I was also scheduled to see the social worker for the bone marrow transplant (which I don't really want to consider but I'm keeping an open mind). The social worker needs to confirm that I can mentally handle being 'out of commission for more than 100 days, and that I have caregivers lined up to be with me 24/7 for that entire time. I responded sure to both questions. That was a huge leap of faith as I haven't been out of commission for two days without getting a bit stir crazy. No doubt I will need to do some serious prayer time to ready myself for being still(ish) for more than 100 days. I could exercise and go out, but with a mask and gloves, etc. Sounds like fun. I don't even want to tell you about the graft vs. host disease details.

Again, I just hope that kale, kale, and more kale.... keeps me full of strong red blood cells to maintain energy. And with that energy I can find a way to circumvent the bone marrow transplant. Speaking of energy, I am limiting myself to only 6 hours in the office per day, and getting plenty of rest. Hard to manage all the responsibilities and a social life, but oh well. I don't want pneumonia again that's for sure!

So, please eat your kale, drink your fresh juices, take your vitamins, and exercise. And most important...don't forget to love, love, love! There's no such thing as getting, or giving, too much love.

Happy "I love you Wednesday" !

Wednesday, January 16, 2008

Happy '08 -- all #s all the time

It's all about the numbers. Or it seems that way.

The new year started off quiet and I was recovering from what turned out to be 'pneumonia.' After 10 days off the chemo, I was deemed strong enough to restart the meds. My numbers were up. By the tone in the doc's voice I gathered that was a good thing. Turns out my RBC and WBC were both back to normal numbers. So, my blood was now ready to be bombarded with the chemo once again. I was well enough to be made sick so that I could be 'better.' It's so confusing.

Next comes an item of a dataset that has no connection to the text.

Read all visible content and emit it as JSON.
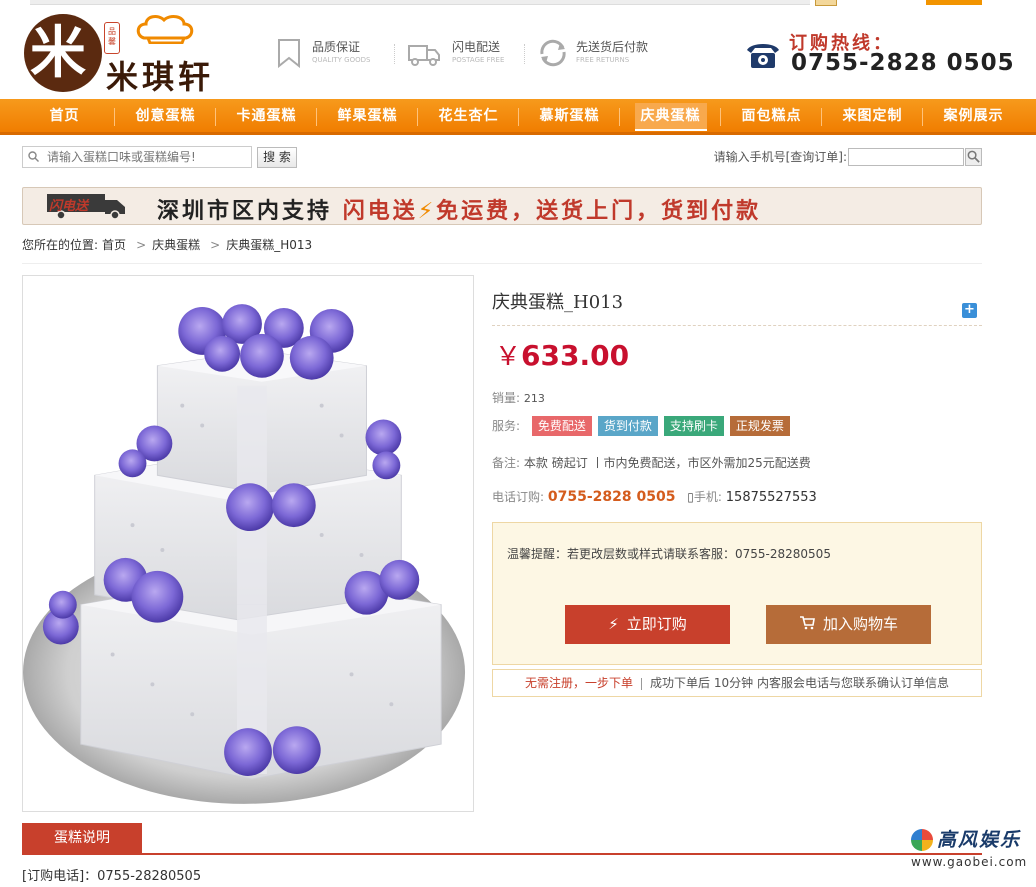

This disease, CML, doesn't have a cure other than the bone marrow transplant (BMT). So, all the meds are to keep me alive not cure me. Feeling bad is the result of the medicine not the disease at this stage. Did I mention it's confusing?

This 'chemo' time around I am really working hard to consume LOTS of raw dark green vegetables, take my vitamins, exercise, rest, drink the special teas, take accupuncture, go to the chiropractor, etc. Of course doing all that seems like another full time job! I can't keep up with the job I have, but I'm trying to get caught up.

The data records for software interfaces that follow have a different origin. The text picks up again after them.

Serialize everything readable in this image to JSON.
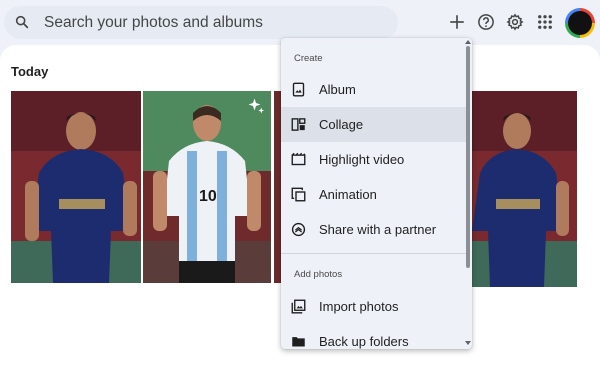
{
  "search": {
    "placeholder": "Search your photos and albums"
  },
  "toolbar": {
    "icons": [
      "plus-icon",
      "help-icon",
      "gear-icon",
      "apps-grid-icon",
      "account-avatar"
    ]
  },
  "section": {
    "title": "Today"
  },
  "menu": {
    "create_header": "Create",
    "create_items": [
      {
        "label": "Album",
        "icon": "album-icon"
      },
      {
        "label": "Collage",
        "icon": "collage-icon"
      },
      {
        "label": "Highlight video",
        "icon": "highlight-video-icon"
      },
      {
        "label": "Animation",
        "icon": "animation-icon"
      },
      {
        "label": "Share with a partner",
        "icon": "share-partner-icon"
      }
    ],
    "add_header": "Add photos",
    "add_items": [
      {
        "label": "Import photos",
        "icon": "import-photos-icon"
      },
      {
        "label": "Back up folders",
        "icon": "backup-folders-icon"
      }
    ],
    "highlighted_item": "Collage"
  },
  "colors": {
    "accent": "#0b57d0",
    "menu_bg": "#eef1f8",
    "menu_hover": "#dce0e8",
    "page_bg": "#eef2f8"
  }
}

For the first week I had lots more energy, no headache like before, and I was able to go to work every day and a Saturday too! Then, the fever and severe bone pain was back. I missed going into the office today. I am so bummed. Acutally I am super pissed off.

Each day at lunch I juiced carrots, celery, cucumber and apple. I ate an entire bunch of kale too! It was good, or should I say I got used to it. Nevertheless, I wanted it to work and keep me back on a 'normal' schedule rather than at home trying to decide which painkiller to use. As each day passes I feel like I'm losing time, hours, minutes, missing deadlines, lost opportunities.

Please don't get me wrong, I am so very thankful for everyones emails, comments, phone calls, donations, etc. Lili and I are continually amazed and thankful for everyone's generosity.

I'm just angry at the loss of time. CML is faceless -- without an xray to show the problem. It's just numbers on reports (an ENTIRE binder full in fact). Some of the DNA testing is in nothing less than Aramaic or cave drawings, and I have given up on even trying to decipher them now. I'll just ask the docs "Are we there yet?"

In the meantime (and I do mean "MEANtime") I will continue to eat raw greens, and all things veggie. Perhaps I will need to come to grips with the new CML 'numbers game' and make peace with it. I don't like playing this numbers game, but I suppose we are all subject to a life of counting days. Going forward I will just have to make the days count.